Diversified crop rotations are known to help with insect and disease management. A two- or three-year break between canola crops will significantly reduce viable spore counts for clubroot and blackleg in particular, making rotation an import step in managing these diseases. Rotation will also improve crop yields in general. Growers striving for diversity will include cereals, pulses and oilseeds in their rotations. Some will also add perennial hay crops. Recent work indicates that perennial grasses, particularly perennial rye grass, will stimulate clubroot resting spores to germinate but they are unable to complete their lifecycle, subsequently reducing the amount of spores in the soil. This could be a great rotational option for known patches of clubroot.

Agriculture and Agri-Food Canada’s nine-year rotation study

AAFC has a nine-year rotation study comparing continuous Liberty Link canola, continuous Roundup Ready canola, canola in a two-year rotation with wheat and canola in a three-year rotation with peas and barley. Trials were repeated at five locations across the Prairies and “all phases” were repeated each year. For example, for the canola-barley-peas rotation, every phase of the rotation – canola, peas and barley – were grown each year to eliminate the confounding effect of different environmental conditions each year.

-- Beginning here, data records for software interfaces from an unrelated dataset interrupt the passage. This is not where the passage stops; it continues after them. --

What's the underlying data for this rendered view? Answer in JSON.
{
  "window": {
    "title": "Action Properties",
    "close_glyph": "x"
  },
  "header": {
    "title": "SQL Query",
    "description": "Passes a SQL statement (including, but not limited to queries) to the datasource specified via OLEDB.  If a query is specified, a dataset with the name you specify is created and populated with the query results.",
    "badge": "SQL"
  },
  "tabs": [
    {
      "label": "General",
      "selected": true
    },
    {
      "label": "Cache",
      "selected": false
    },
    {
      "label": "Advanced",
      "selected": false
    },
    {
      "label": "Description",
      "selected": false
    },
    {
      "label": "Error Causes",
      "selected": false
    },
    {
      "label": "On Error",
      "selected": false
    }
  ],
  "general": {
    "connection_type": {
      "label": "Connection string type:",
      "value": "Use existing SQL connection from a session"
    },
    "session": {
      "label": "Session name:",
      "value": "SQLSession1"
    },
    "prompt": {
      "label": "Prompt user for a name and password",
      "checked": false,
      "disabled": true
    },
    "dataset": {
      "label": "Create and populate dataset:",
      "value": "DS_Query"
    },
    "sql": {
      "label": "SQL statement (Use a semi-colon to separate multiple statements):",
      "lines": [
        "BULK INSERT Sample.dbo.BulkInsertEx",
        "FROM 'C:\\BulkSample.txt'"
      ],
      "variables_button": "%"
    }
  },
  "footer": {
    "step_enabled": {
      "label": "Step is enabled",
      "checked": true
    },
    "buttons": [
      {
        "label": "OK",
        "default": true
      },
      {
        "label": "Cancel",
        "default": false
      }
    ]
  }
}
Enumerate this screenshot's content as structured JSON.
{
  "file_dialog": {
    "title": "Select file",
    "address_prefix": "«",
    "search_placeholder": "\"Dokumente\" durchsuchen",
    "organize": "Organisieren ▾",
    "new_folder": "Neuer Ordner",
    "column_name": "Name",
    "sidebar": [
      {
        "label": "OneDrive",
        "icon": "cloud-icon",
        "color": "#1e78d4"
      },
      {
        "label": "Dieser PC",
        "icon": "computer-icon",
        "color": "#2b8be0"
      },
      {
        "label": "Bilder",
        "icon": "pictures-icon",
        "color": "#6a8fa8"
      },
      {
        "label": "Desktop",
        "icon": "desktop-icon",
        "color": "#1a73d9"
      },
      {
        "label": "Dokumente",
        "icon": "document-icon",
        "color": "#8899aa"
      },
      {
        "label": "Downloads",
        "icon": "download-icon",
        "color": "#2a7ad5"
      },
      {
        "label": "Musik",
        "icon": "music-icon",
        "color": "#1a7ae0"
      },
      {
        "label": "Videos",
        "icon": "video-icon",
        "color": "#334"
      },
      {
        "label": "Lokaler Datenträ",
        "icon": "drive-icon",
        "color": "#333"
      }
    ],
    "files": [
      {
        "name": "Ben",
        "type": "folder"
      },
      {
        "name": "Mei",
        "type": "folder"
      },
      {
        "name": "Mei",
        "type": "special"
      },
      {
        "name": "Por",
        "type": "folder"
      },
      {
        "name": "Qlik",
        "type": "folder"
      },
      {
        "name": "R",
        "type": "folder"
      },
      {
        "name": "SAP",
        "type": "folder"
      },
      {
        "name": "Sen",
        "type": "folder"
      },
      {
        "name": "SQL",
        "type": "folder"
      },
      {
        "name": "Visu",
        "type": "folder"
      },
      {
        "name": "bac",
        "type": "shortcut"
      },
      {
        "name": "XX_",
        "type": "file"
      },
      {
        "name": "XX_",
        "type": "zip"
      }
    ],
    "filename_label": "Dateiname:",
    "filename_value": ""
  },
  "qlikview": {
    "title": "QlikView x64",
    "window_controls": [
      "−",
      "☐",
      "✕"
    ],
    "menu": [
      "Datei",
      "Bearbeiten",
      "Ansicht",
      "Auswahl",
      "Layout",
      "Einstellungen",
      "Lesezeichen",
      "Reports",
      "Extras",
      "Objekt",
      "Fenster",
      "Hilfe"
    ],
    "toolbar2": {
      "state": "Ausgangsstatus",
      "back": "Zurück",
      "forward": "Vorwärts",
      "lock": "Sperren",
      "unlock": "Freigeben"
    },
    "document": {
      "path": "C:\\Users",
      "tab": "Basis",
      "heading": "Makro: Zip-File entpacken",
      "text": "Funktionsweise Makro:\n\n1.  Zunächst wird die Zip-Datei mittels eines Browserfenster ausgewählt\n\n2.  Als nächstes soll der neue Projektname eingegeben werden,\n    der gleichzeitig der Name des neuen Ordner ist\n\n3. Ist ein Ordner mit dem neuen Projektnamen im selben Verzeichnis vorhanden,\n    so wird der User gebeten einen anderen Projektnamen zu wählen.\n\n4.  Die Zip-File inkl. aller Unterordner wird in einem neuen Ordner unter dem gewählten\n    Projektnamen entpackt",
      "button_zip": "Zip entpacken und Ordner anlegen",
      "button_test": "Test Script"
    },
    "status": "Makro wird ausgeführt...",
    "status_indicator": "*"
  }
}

When all sites and years are averaged, canola yield improved five bu./ac. with a one year break and another five bu./ac. with a two-year break. While this is an average, results were quite different year to year and site to site. In Melfort, Saskatchewan, for example, there was no yield difference between rotations in 2012, but in 2016, canola yields were 17 bu./ac. higher with a one-year break and 34 bu./ac. higher with a two-year break.

When adding economic analysis to this study, net returns were similar for all rotations averaged across all sites and years.

A concluding document for the study has this statement: “These data refute the notion of continuous canola being the most profitable rotation. Furthermore, these data do not account for increased disease, insect pest and weed threats [from continuous canola] that are likely to threaten sustainable canola cropping over the long term.”

Manitoba rotation data

Manitoba crop insurance data for 2010-16 show that any crop tends to yield better when grown in a rotation. Canola seeded into canola stubble, for example, yields 87% of canola on wheat stubble.

Manitoba crop insurance data show that the same crops grown back to back on the same field yield less, on average, than crops in a rotation.

Anastasia Kubinec and Roy Arnott from Manitoba Agriculture included these data as well as economic comparisons for various rotations in a presentation at CropConnect 2018.

Further reading:

Canola Watch article “Rotations and risk management”
Manitoba Pulse & Soybean Growers production resources
SaskPulse production tips
Alberta Pulse production tipis
Grow Barley production tips
Flax Council production tips
Guidelines for estimating crop production costs